When you give up the resistance and let the mind participate with the body, allowing the merging and accepting the fact that ‘yeah, it’s what it is, until it isn’t anymore’, THAT is so liberating, especially in those final moments.

Those hour long interval workouts are like the last moments of a race.  What really counts is what you do at the end when you have to dig deep and get to the finish line, especially when total exhaustion is so close.

When life becomes a crisis in some way and let’s face it, life presents challenges and if we deny this we are not living on this planet I think.  At those times do we surrender?

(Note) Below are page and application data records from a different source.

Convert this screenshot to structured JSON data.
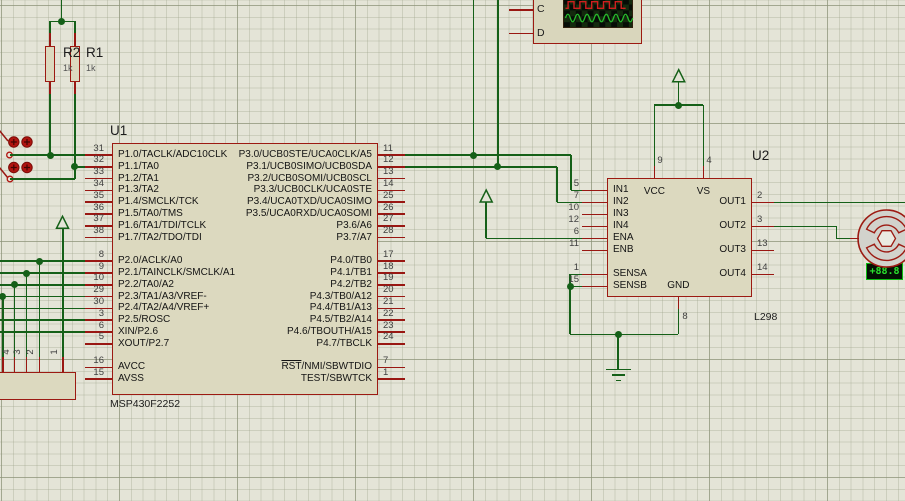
{
  "schematic": {
    "resistors": [
      {
        "ref": "R2",
        "value": "1k"
      },
      {
        "ref": "R1",
        "value": "1k"
      }
    ],
    "u1": {
      "ref": "U1",
      "part": "MSP430F2252",
      "left_pins": [
        {
          "n": "31",
          "name": "P1.0/TACLK/ADC10CLK",
          "row": 0
        },
        {
          "n": "32",
          "name": "P1.1/TA0",
          "row": 1
        },
        {
          "n": "33",
          "name": "P1.2/TA1",
          "row": 2
        },
        {
          "n": "34",
          "name": "P1.3/TA2",
          "row": 3
        },
        {
          "n": "35",
          "name": "P1.4/SMCLK/TCK",
          "row": 4
        },
        {
          "n": "36",
          "name": "P1.5/TA0/TMS",
          "row": 5
        },
        {
          "n": "37",
          "name": "P1.6/TA1/TDI/TCLK",
          "row": 6
        },
        {
          "n": "38",
          "name": "P1.7/TA2/TDO/TDI",
          "row": 7
        },
        {
          "n": "8",
          "name": "P2.0/ACLK/A0",
          "row": 9
        },
        {
          "n": "9",
          "name": "P2.1/TAINCLK/SMCLK/A1",
          "row": 10
        },
        {
          "n": "10",
          "name": "P2.2/TA0/A2",
          "row": 11
        },
        {
          "n": "29",
          "name": "P2.3/TA1/A3/VREF-",
          "row": 12
        },
        {
          "n": "30",
          "name": "P2.4/TA2/A4/VREF+",
          "row": 13
        },
        {
          "n": "3",
          "name": "P2.5/ROSC",
          "row": 14
        },
        {
          "n": "6",
          "name": "XIN/P2.6",
          "row": 15
        },
        {
          "n": "5",
          "name": "XOUT/P2.7",
          "row": 16
        },
        {
          "n": "16",
          "name": "AVCC",
          "row": 18
        },
        {
          "n": "15",
          "name": "AVSS",
          "row": 19
        }
      ],
      "right_pins": [
        {
          "n": "11",
          "name": "P3.0/UCB0STE/UCA0CLK/A5",
          "row": 0
        },
        {
          "n": "12",
          "name": "P3.1/UCB0SIMO/UCB0SDA",
          "row": 1
        },
        {
          "n": "13",
          "name": "P3.2/UCB0SOMI/UCB0SCL",
          "row": 2
        },
        {
          "n": "14",
          "name": "P3.3/UCB0CLK/UCA0STE",
          "row": 3
        },
        {
          "n": "25",
          "name": "P3.4/UCA0TXD/UCA0SIMO",
          "row": 4
        },
        {
          "n": "26",
          "name": "P3.5/UCA0RXD/UCA0SOMI",
          "row": 5
        },
        {
          "n": "27",
          "name": "P3.6/A6",
          "row": 6
        },
        {
          "n": "28",
          "name": "P3.7/A7",
          "row": 7
        },
        {
          "n": "17",
          "name": "P4.0/TB0",
          "row": 9
        },
        {
          "n": "18",
          "name": "P4.1/TB1",
          "row": 10
        },
        {
          "n": "19",
          "name": "P4.2/TB2",
          "row": 11
        },
        {
          "n": "20",
          "name": "P4.3/TB0/A12",
          "row": 12
        },
        {
          "n": "21",
          "name": "P4.4/TB1/A13",
          "row": 13
        },
        {
          "n": "22",
          "name": "P4.5/TB2/A14",
          "row": 14
        },
        {
          "n": "23",
          "name": "P4.6/TBOUTH/A15",
          "row": 15
        },
        {
          "n": "24",
          "name": "P4.7/TBCLK",
          "row": 16
        },
        {
          "n": "7",
          "name": "RST/NMI/SBWTDIO",
          "row": 18,
          "ol": "RST"
        },
        {
          "n": "1",
          "name": "TEST/SBWTCK",
          "row": 19
        }
      ]
    },
    "u2": {
      "ref": "U2",
      "part": "L298",
      "left_pins": [
        {
          "n": "5",
          "name": "IN1",
          "row": 0
        },
        {
          "n": "7",
          "name": "IN2",
          "row": 1
        },
        {
          "n": "10",
          "name": "IN3",
          "row": 2
        },
        {
          "n": "12",
          "name": "IN4",
          "row": 3
        },
        {
          "n": "6",
          "name": "ENA",
          "row": 4
        },
        {
          "n": "11",
          "name": "ENB",
          "row": 5
        },
        {
          "n": "1",
          "name": "SENSA",
          "row": 7
        },
        {
          "n": "15",
          "name": "SENSB",
          "row": 8
        }
      ],
      "right_pins": [
        {
          "n": "2",
          "name": "OUT1",
          "row": 1
        },
        {
          "n": "3",
          "name": "OUT2",
          "row": 3
        },
        {
          "n": "13",
          "name": "OUT3",
          "row": 5
        },
        {
          "n": "14",
          "name": "OUT4",
          "row": 7
        }
      ],
      "top_pins": [
        {
          "n": "9",
          "name": "VCC"
        },
        {
          "n": "4",
          "name": "VS"
        }
      ],
      "bottom_pins": [
        {
          "n": "8",
          "name": "GND"
        }
      ]
    },
    "connector": {
      "pins": [
        "4",
        "3",
        "2",
        "1"
      ]
    },
    "oscilloscope": {
      "channels": [
        "C",
        "D"
      ]
    },
    "motor": {
      "display": "+88.8"
    }
  },
  "colors": {
    "wire_green": "#156018",
    "pin_red": "#991712",
    "component_fill": "#dcd9bf",
    "component_border": "#9c1a12",
    "display_text": "#2ae42e"
  }
}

Or do we fight it? Do we want to deny what’s happening and thereby struggle against it?

We make life harder for ourselves if we struggle.  I make the last 15 minutes of my workout harder if I struggle against.

This applies across the board or that’s my position in writing this.  No matter what life presents us with at any given time (and sometimes life is like those last 15 minutes of an hour long interval workout at the gym–rough!)…. point is that if we feel like we have to battle it or take a position of struggling against it, we find it’s all so much harder.

So many times in life we think something shouldn’t be what it is.

We deny reality or fight against how things ‘are’ and use all kinds of tactics to deny reality somehow.  It’s exhausting.

We can make this comparison with the Christian way of thinking about life being a struggle against a devil and having to fight the evil–this kind of mentality.

Another way of thinking is to simply not think–but what I really mean is allowing whatever ‘it is’ to be what ‘it is’ without the judgment.

Judgment is the christian way of dealing with life I think which comes from an idea of an ideal perfected state that we all must strive for but know we will never achieve (because they tell us that in their dogma), rather than the opposite which is giving up that fight and becoming free.

Does that mean that we don’t try to be better humans or that we stop doing our best?  That’s not what I’m saying.  

I’m talking about not beating one’s self up because of ‘what is’ or what isn’t during any given moment.  I’m writing here about not struggling against it or making the self wrong somehow in the process.

The last 15 minutes of intervals my legs burn and I’m breathless–it’s part of life at that moment and I accept that and don’t fight against it or resist it.

When anything in happens in life, I can draw from that ability to accept what is actually happening without judgment or without making myself or Life Itself wrong.  It is, after all, what is.

When my legs are burning, I don’t attach to the feeling–I let them burn.

When I’m right on the edge of breathlessness, I let it be and don’t fight against the feeling.

If I grunt or groan or tense my muscles or make a face, it’s only making it harder to simply flow with ‘what is’ in that moment.  Life is like that.  Life ‘is’ and there’s a certain amount of being okay with it and not judging it but simply noticing it that is very freeing, liberating.

Someone thinks a lot during meditation time.  No need to fight that.  Simply notice it without assigning a meaning or beating self up in any way.

Someone feels angry.  I’m not saying to act the anger out and of course we shouldn’t totally repress it but one way to handle it is to notice it as simply being ‘what is’ in that moment.  Or maybe for the whole day the feeling is there.  In noticing it one is standing outside of it and this juxtaposition is causing separation from it emotionally.

Just like “the leg’s are burning, let ’em” that happen during my workout.  It is what is and nothing last forever!  ‘It is’ until it isn’t anymore and the less we can attach to it and the more we simply notice it without emotion or resistance, the realization comes clearly that nothing last forever.  That’s the nature of reality:  impermanence.

And impermanence is a blessing.

Acceptance of ‘what is’ in any moment is liberating and elevating.

Judgment of what is in any moment is attachment and suffering.

That’s one difference between Christianity and Buddhism although there are many good similarities as we all know.

Acceptance is surrender and surrender is Divine!

Just my two cents, hoping to have expressed this in a way that’s understandable.